At the outset, and with all the transparency I can muster, I admit that I believe every believer is sent. What does that mean to me? It means I believe that deep within the Image of God DNA that we as believers have inherited, is the impulse for movement and mission from where we are, spiritually, attitudinally, and physically, to other places and spaces from the Holy Spirit. It’s genetic. (John 17:18) Those other places don’t have to be geographic spaced, but they often are. That movement, that recognizable gait, assumes that of its Father. It’s like when people say “he walks just like his father.”
That sent-ness was manifested as “the exact representation” (Hebrews 1:3) of the Father in Jesus’ mission. He did the will of the Father who sent him. (John 6:38) As a missionary in the more traditional understanding of the word, I can get too focused on the idea that everyone is sent and worse, that everyone must ‘live as sent,’ even if I can substantiate my understanding of that from scripture. My purpose in writing this is not to debate whether or not every believer is sent, but to express a concern that sent-ness can quickly descend into the burdensome yoke category.

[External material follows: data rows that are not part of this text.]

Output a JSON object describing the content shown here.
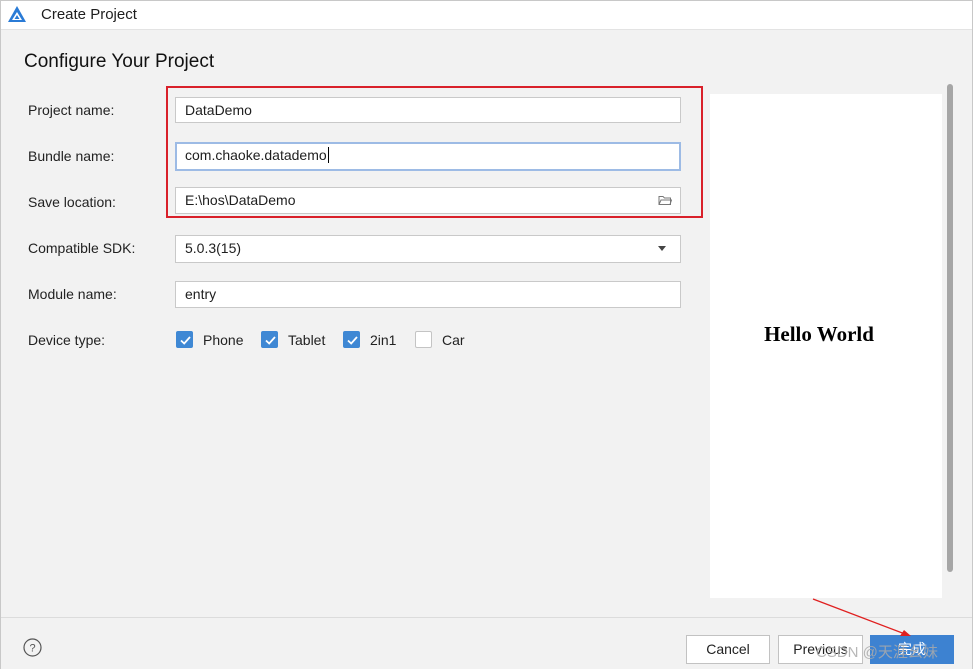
{
  "window": {
    "title": "Create Project"
  },
  "page": {
    "heading": "Configure Your Project"
  },
  "form": {
    "project_name": {
      "label": "Project name:",
      "value": "DataDemo"
    },
    "bundle_name": {
      "label": "Bundle name:",
      "value": "com.chaoke.datademo"
    },
    "save_location": {
      "label": "Save location:",
      "value": "E:\\hos\\DataDemo"
    },
    "compatible_sdk": {
      "label": "Compatible SDK:",
      "value": "5.0.3(15)"
    },
    "module_name": {
      "label": "Module name:",
      "value": "entry"
    },
    "device_type": {
      "label": "Device type:",
      "options": [
        {
          "label": "Phone",
          "checked": true
        },
        {
          "label": "Tablet",
          "checked": true
        },
        {
          "label": "2in1",
          "checked": true
        },
        {
          "label": "Car",
          "checked": false
        }
      ]
    }
  },
  "preview": {
    "text": "Hello World"
  },
  "footer": {
    "cancel_label": "Cancel",
    "previous_label": "Previous",
    "finish_label": "完成"
  },
  "watermark": {
    "text": "CSDN @天涯幺妹"
  },
  "colors": {
    "accent": "#3d82d1",
    "highlight_box": "#d9202a",
    "checkbox_checked": "#3f88d4"
  },
  "icons": {
    "app": "app-logo-icon",
    "folder": "folder-icon",
    "dropdown": "chevron-down-icon",
    "help": "help-icon",
    "check": "check-icon"
  }
}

What is a burdensome yoke? It’s the heavy burden of a system of works that religious purveyors lay on the backs of the people who Jesus is offering relief to. Jesus was, and is, offering a streamlined yoke that goes from zero to eternity without burning the environment damaging fuel of human religion.

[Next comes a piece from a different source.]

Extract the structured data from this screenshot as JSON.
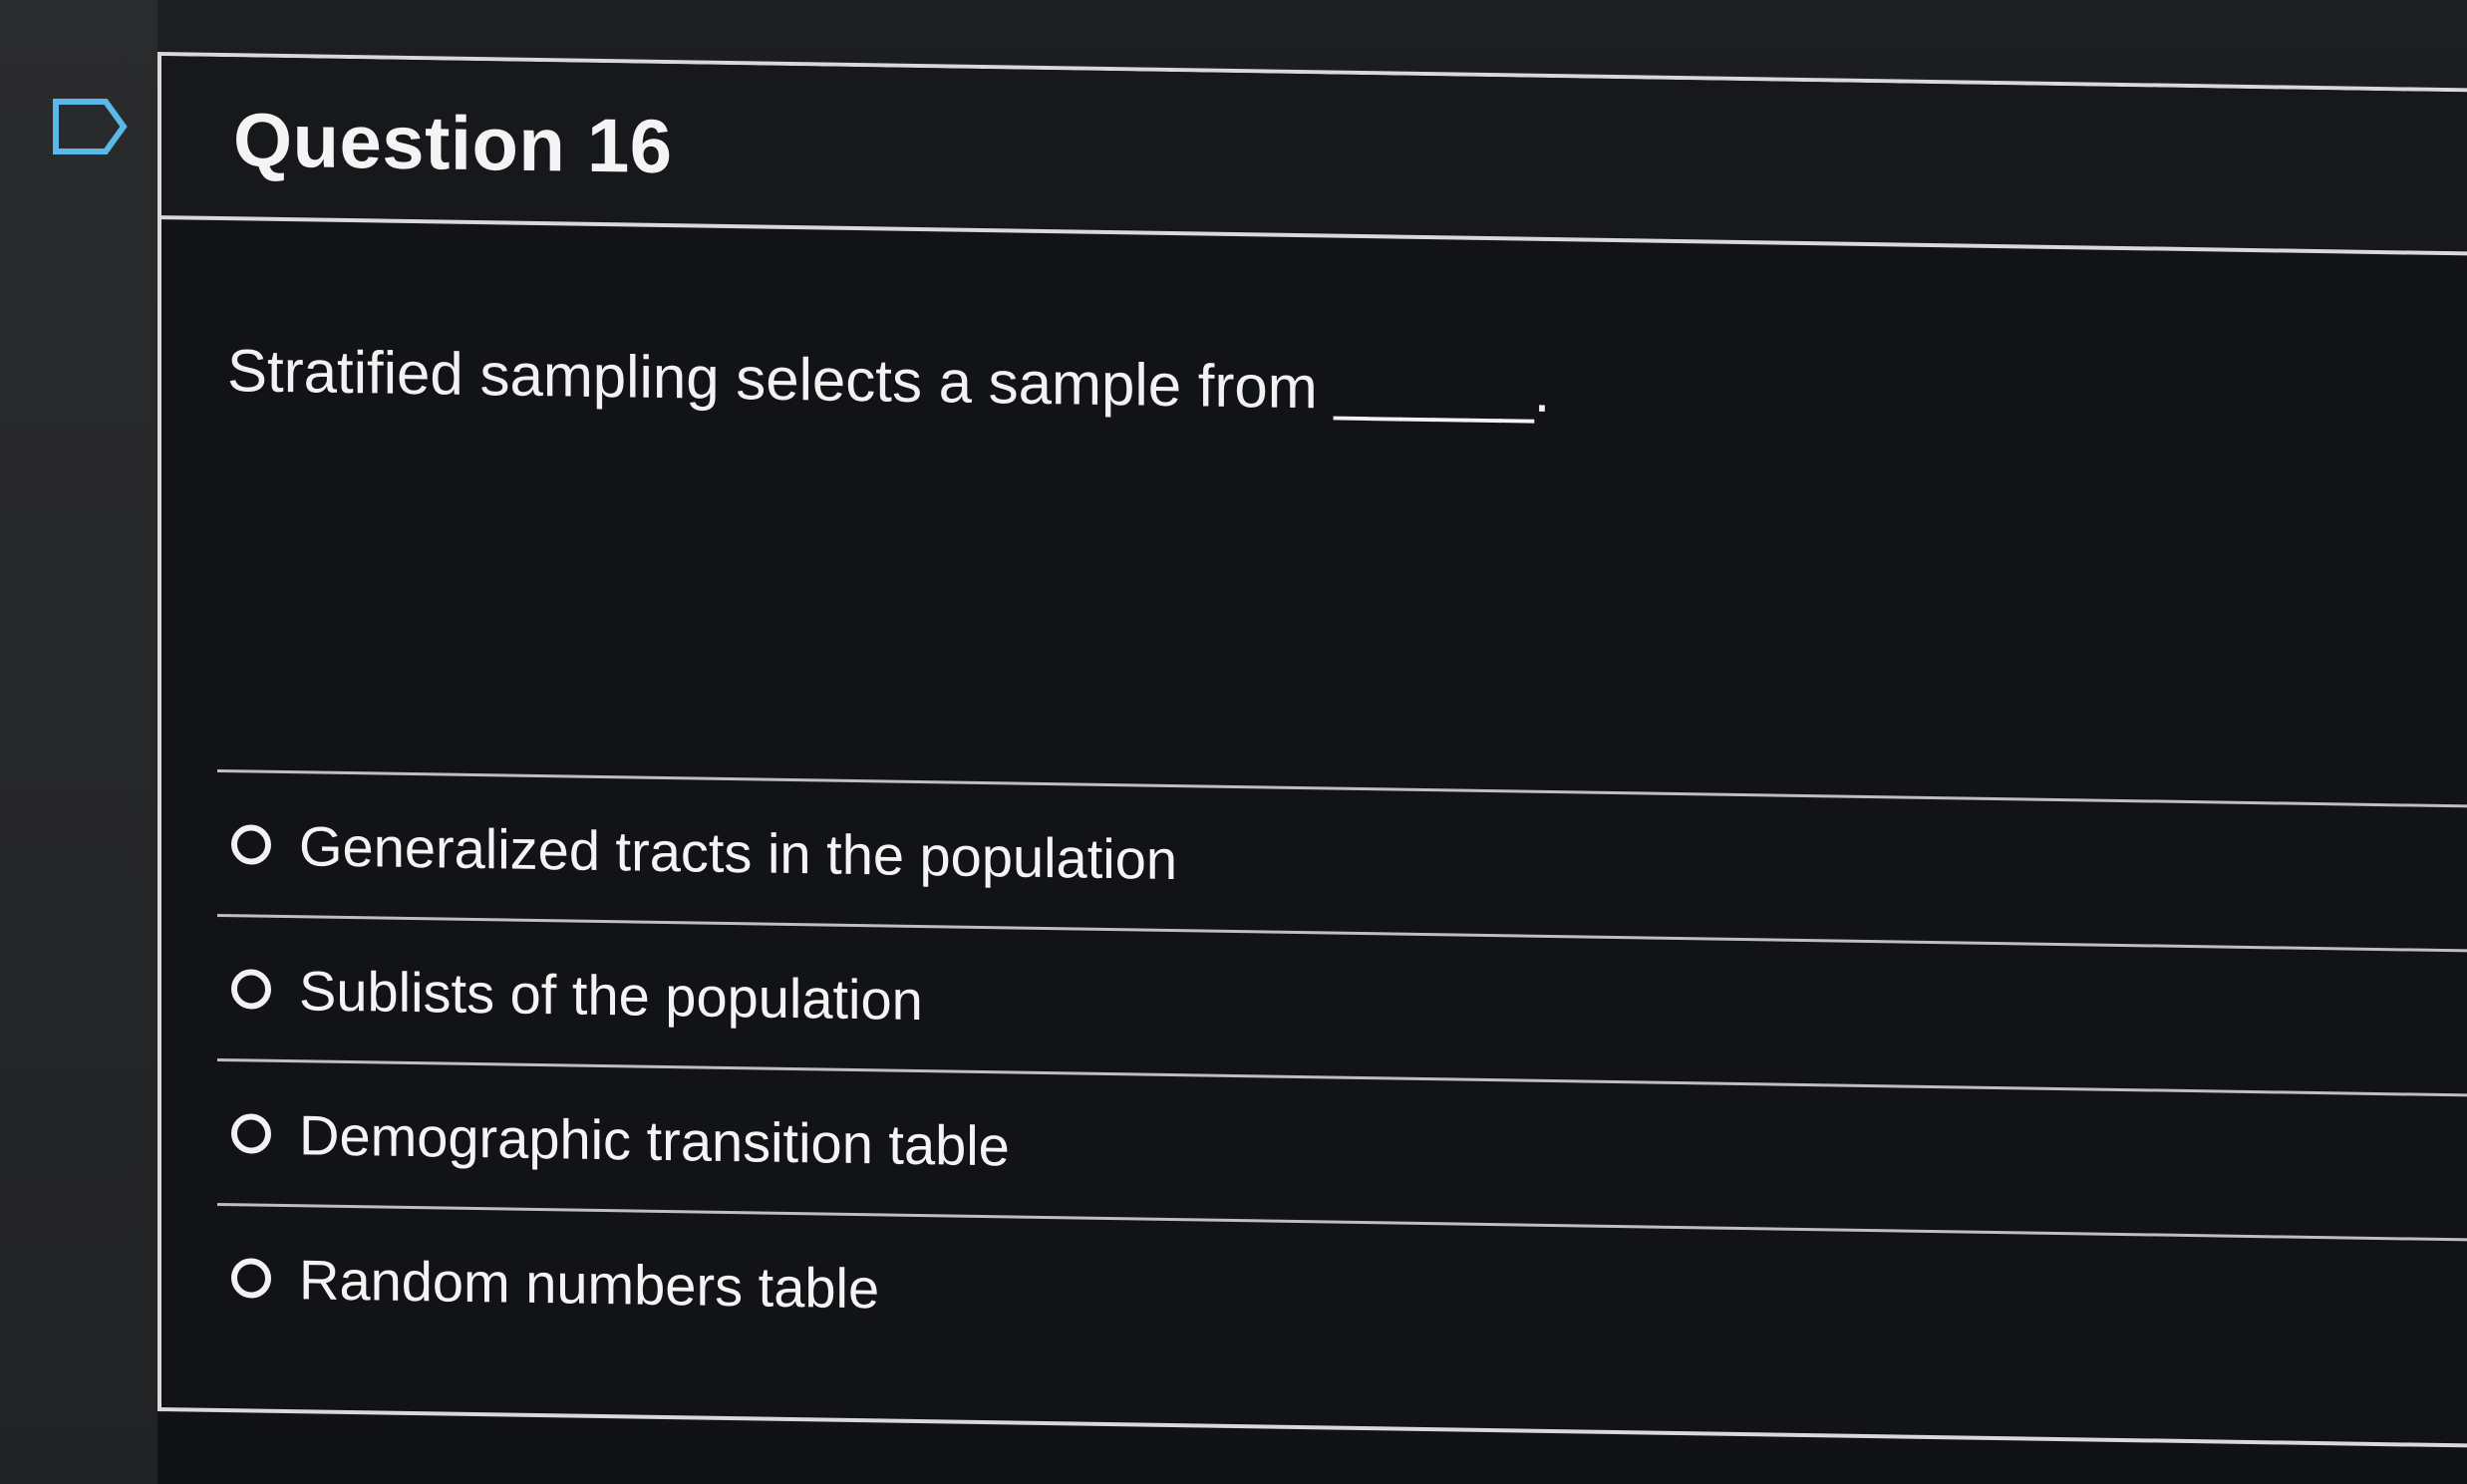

Within the various ‘missional’ movements, and I’m not picking on any particular stream, there’s a lot of pressure to;
1. Accept sent-ness in your heart. – “Confess with your mouth that you are sent, and you will be saved.”
2. Wait in Jerusalem for power from on high. – You shall be my witnesses at the conference, in the parking lot, at the coffee shops, and in the uttermost parts of the world.
3. Be baptized. – Believe in our sent-ness and be baptized, or you shall receive eternal strife.
4. Do not forsake the gatherings. – as the manner of some is; but exhort one another: and many more, as ye see the end of the missional movement approaching.
5. Make Disciple of all nations. – Teach them to consume all that we have written.
Yes, I’m being cheeky. Forgive me of my haphazard hyperboles.
Timothy C. Tennent said that,”Evangelicals would rather be a respected “acolyte in the Temple of the Global Market God” than a prophetic voice in a culture that revels in using religious, even Christian, language to baptize the autonomous self.”
I must confess that I have carved out a few yokes of my design. I have called others to minister like I do, work like I do, and mission like I do. Oddly enough, I discovered that those yokes were not ‘one size fits all.’ Even ‘best practices’ discovered through genuine trial an error may not be the best practices for others. Reverse engineering from missional success stories rarely works. Being all missional things to all missional people is easy. Being all things to all people is not. My white chocolate dipped yoke does melt in other people’s hands. And so, as I try to figure out at what point my own sent-ness rhetoric becomes religion I’ll ask you two questions;
How do you promote sent-ness without imposing it?
What sorts of signs, in your view, are indicative of sent-ness becoming a religious rack?